▶ **DIRECTIONS**
Work out how many lines of the data contain "name" and reply with that number alone.

++++ RECORDS FOR THIS TASK ++++

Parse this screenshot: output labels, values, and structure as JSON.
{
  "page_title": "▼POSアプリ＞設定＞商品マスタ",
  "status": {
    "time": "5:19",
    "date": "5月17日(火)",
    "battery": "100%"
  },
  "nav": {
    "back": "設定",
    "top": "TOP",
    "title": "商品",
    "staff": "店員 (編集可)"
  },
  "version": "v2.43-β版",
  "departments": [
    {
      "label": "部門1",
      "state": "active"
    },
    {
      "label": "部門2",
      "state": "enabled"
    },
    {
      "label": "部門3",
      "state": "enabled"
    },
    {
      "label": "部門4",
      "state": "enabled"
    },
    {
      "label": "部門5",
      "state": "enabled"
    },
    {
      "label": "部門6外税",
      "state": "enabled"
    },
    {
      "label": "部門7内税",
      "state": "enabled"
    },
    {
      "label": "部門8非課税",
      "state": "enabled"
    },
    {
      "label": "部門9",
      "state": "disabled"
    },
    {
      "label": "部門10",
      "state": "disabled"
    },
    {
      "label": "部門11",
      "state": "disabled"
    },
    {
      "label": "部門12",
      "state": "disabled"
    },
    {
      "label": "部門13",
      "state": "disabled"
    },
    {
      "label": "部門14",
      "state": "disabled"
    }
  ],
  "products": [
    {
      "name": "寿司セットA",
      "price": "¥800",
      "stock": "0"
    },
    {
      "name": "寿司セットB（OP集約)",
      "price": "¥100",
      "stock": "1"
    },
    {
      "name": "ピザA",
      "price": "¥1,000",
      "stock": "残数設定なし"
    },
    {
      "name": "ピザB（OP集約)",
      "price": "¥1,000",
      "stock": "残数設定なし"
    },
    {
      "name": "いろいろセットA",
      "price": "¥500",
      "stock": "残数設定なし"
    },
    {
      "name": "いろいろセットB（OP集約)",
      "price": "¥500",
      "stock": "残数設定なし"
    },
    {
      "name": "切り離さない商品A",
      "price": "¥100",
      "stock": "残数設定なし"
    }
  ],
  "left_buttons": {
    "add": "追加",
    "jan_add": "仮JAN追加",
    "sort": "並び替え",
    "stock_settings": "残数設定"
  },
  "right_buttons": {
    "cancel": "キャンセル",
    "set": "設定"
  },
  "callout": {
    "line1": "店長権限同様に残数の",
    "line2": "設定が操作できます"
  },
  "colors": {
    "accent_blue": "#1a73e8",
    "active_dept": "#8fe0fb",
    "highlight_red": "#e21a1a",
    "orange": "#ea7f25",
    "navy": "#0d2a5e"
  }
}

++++

▶ **TASK SOLUTION**
7